A ‘haven’ that increases the cells’ resistance
Relapses are cause by tumour-initiating glioblastoma cells, which resist treatment. A multidisciplinary team from GIGA, led by Nicolas Goffart and supervised by Professor Bernard Rogister, has demonstrated that treatment-resistant cells preferentially migrate to very specific areas of the brain, including the subventricular zone. Far from the heart of the tumour, these cells are not removed during surgery, and they could play an active role in the phenomenon of tumour relapses. But why do they resist radio- and chemotherapy?
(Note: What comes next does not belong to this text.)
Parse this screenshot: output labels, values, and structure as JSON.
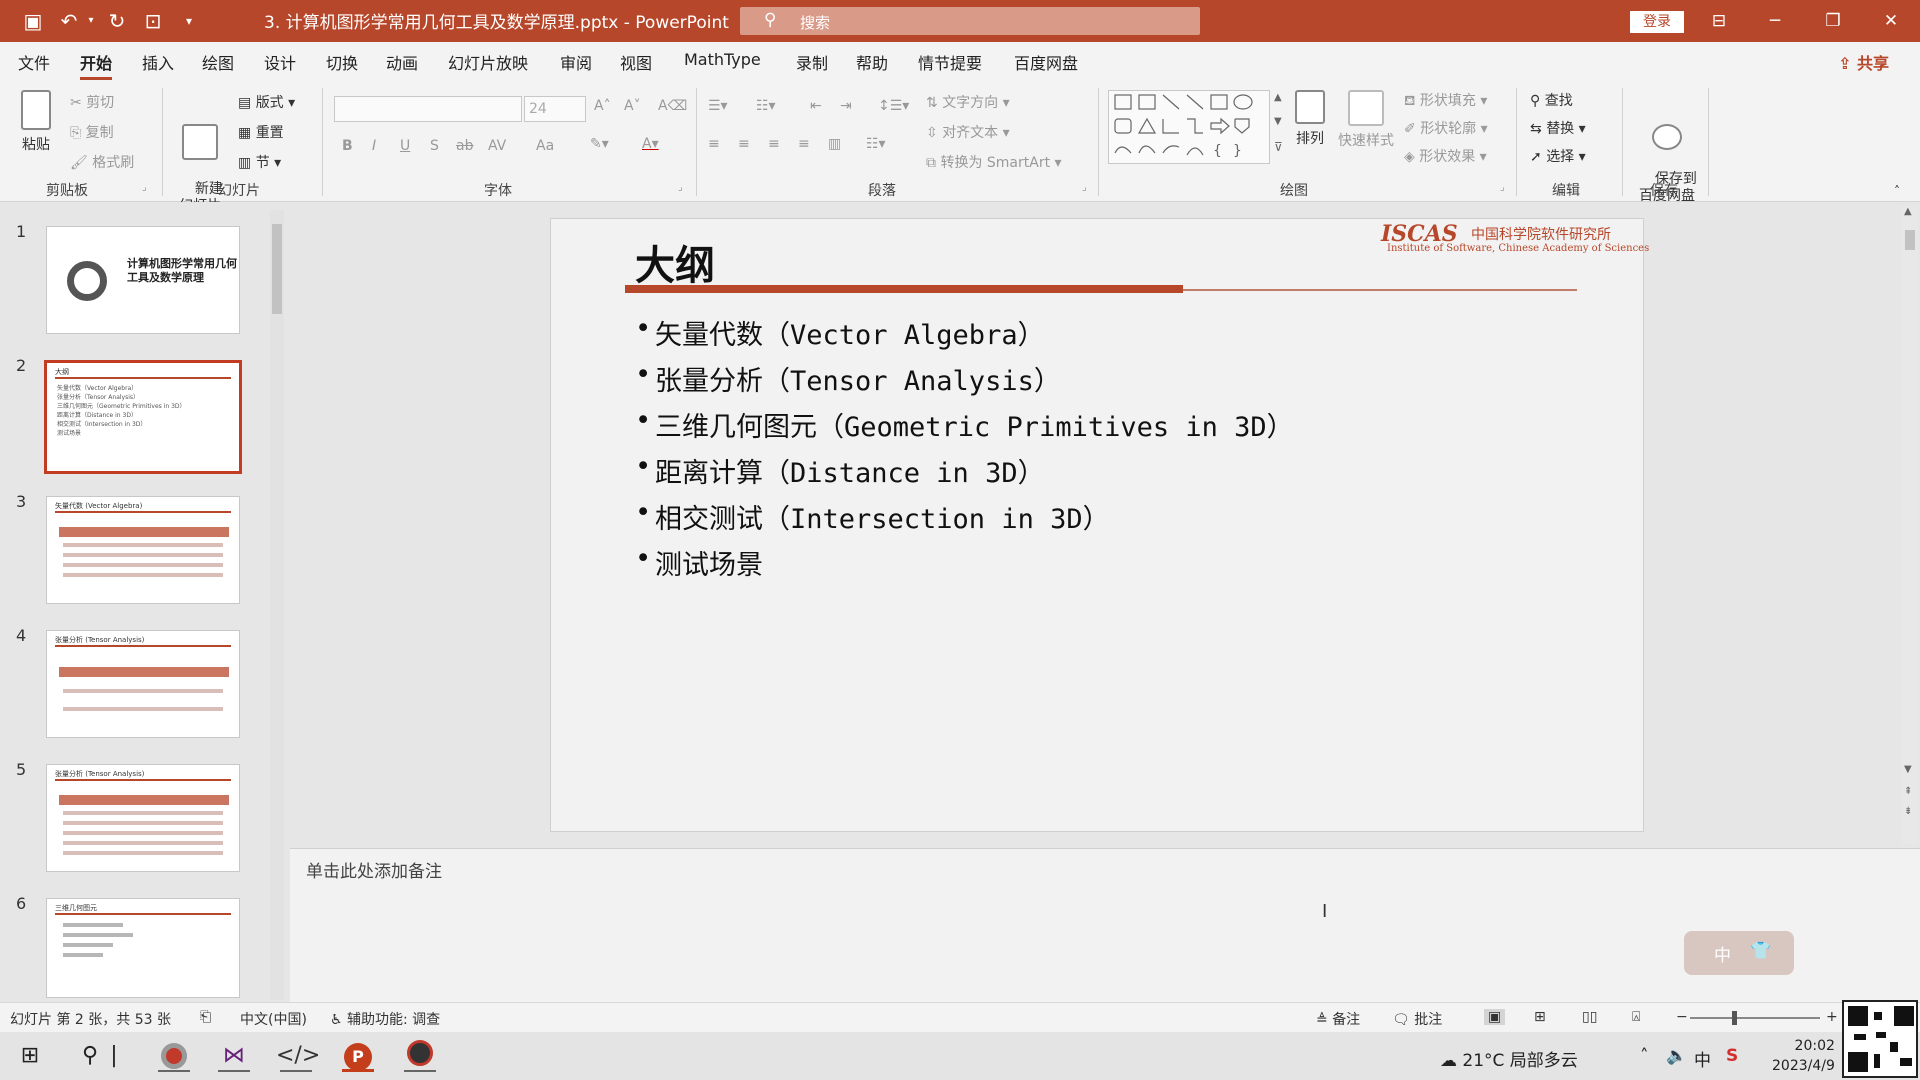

This is the question Nicolas Goffart and Arnaud Lombard, a post-doctoral fellow and a PhD student at GIGA-Neurosciences’ ‘Laboratory of Nervous Disorders and Therapy’, set out to answer. As a part of their work for a recently-published study in Neuro-Oncology (1), they studied the potential role of the subventricular zone of the brain in radiation-resistant tumour-initiating glioblastoma cells, and therefore in tumour relapses. Their investigation revealed that tumour-initiating glioblastoma cells that remain in this zone are more resistant to radiotherapy, as their mesenchymal characteristics are enhanced by a chemokine (CXCL12) that is present in this environment. When the researchers inhibit the chemokine-mediated pathway, they limit the expression of proteins vimentin and N-cadherin in tumour cells, making them more vulnerable to radiotherapy. These results suggest that an approach combining radiotherapy with inhibitors of the chemokine-mediated pathway is likely to increase the efficiency of current glioblastoma treatments. While this type of tumour remains frightening and resilient, ULg researchers have many ideas and paths to explore in order to defeat it (read also Cerebral Tumours: combating recurrence).
(1) Goffart N, Lombard A, Lallemand F, Kroonen J, Nassen J, Di Valentin E, Berendsen S, Dedobbeleer M, Willems E, Robe P, Bours V, Martin D, Martinive P, Maquet P and Rogister B. CXCL12 mediates glioblastoma resistance to radiotherapy in the subventricular zone. Neuro Oncol. 2016.